Welcome to Week Five of CHQ Assembly! This week we reach the midpoint in our 147th Assembly. It’s remarkable to think how much ground we have already covered, and I’m excited about all we have left to discover.
This week we mark an important milestone in our nation’s journey to become a “more perfect union,” as we discuss “The Women’s Vote Centennial and Beyond.” We have been planning this week for a long time, and I’m particularly grateful for the wise counsel and leadership of the distinguished former U.S. senator from Maryland, Barbara Mikulski, with whom I have had the privilege of meeting and discussing this week multiple times over the last couple years. From a fated meeting on the Athenaeum Hotel porch when the senator was last at Chautauqua, she has been an invaluable partner to us in this work. She also closes the Chautauqua Lecture Series on Friday.

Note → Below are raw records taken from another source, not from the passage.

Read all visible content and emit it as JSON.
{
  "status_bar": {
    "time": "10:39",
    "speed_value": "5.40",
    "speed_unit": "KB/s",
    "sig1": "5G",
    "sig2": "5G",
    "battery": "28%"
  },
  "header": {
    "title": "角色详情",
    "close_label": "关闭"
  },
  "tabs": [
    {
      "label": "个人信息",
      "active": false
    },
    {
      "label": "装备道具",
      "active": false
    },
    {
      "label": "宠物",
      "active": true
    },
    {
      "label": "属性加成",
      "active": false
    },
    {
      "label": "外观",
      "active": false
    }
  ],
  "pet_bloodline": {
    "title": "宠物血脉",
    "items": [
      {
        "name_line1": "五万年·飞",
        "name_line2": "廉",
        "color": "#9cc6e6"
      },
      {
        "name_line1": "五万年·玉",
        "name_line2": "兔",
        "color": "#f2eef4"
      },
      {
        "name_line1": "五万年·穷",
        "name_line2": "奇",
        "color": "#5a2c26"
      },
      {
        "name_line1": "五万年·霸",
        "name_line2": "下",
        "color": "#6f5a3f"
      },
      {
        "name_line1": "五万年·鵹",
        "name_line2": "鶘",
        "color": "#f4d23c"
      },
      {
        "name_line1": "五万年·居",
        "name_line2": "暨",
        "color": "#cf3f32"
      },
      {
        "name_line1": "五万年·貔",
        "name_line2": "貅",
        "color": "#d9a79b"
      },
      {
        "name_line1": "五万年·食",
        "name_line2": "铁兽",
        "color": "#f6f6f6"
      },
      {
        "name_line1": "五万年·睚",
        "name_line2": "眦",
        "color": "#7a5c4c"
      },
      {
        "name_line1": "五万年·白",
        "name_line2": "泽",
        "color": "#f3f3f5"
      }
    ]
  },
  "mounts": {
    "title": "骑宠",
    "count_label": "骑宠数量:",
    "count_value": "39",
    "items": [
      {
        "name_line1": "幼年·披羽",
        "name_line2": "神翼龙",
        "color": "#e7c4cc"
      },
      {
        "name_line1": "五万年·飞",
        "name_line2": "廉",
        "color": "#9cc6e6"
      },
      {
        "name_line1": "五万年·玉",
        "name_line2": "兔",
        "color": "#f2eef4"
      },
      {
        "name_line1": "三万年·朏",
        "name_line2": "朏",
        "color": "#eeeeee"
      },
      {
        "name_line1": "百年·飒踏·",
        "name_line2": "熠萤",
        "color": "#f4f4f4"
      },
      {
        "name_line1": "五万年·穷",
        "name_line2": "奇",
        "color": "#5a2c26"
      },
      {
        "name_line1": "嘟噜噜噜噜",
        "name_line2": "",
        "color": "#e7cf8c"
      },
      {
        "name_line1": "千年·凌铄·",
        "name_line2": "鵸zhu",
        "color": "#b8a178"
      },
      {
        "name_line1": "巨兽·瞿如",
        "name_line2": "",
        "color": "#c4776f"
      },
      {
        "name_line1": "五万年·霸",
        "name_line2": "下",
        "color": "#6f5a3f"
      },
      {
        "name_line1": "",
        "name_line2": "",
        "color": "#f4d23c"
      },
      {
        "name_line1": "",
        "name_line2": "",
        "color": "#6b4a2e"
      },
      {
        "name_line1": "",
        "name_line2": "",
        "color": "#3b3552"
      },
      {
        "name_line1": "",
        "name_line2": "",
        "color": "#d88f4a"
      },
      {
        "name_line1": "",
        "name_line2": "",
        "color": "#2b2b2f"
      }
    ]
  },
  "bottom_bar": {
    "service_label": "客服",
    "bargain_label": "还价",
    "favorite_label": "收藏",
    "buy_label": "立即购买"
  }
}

As we join the nation in celebrating the 100th anniversary of the ratification of the 19th Amendment, we also consider those who were left out of the mainstream suffrage movement, examine the slow progress toward gender equality in the United States, and seek lessons from the fight for women’s suffrage that might apply to ongoing battles for equality.
Sen. Mikulski has shared over and over again: the 19th Amendment didn’t give all women the right to vote when it was passed, and there is still so much work to do if every voice is to be appropriately counted in our electoral life. As the senator would say, I hope this is a week to “remember, reflect and recommit,” and that our programming and conversations can play a role in all of us getting to work.
In our companion Interfaith Lecture Series, we celebrate “The Feminine Spirit.” In the Taoist image of Yin/Yang, the feminine charisms are juxtaposed with the masculine charisms (neither are strictly gender-specific), and in this emerging era it has been observed that the feminine is finally rising, ultimately to restore balance and to revitalize the world. In this week, we ask how seemingly opposite forces are interconnected and interdependent in the natural world and how they give rise to each other as they interrelate. And we shine a light on the feminine charisms and spirit and some leading women who embody this spirit.
We also welcome this week the words and reflections of the Rev. Janet Broderick, rector of All Saints’ Episcopal Church in Beverly Hills, who formerly served at St. Peter’s Episcopal Church in Morristown, New Jersey, the year-round home of our interim organist Joshua Stafford. And don’t miss this week’s Chautauqua Literary and Scientific Circle book discussion about Susan Straight’s memoir In the Country of Women.
It’s an exciting week to celebrate all that women have contributed to our nation and world, and to remind ourselves that many are still marching on the road toward equality.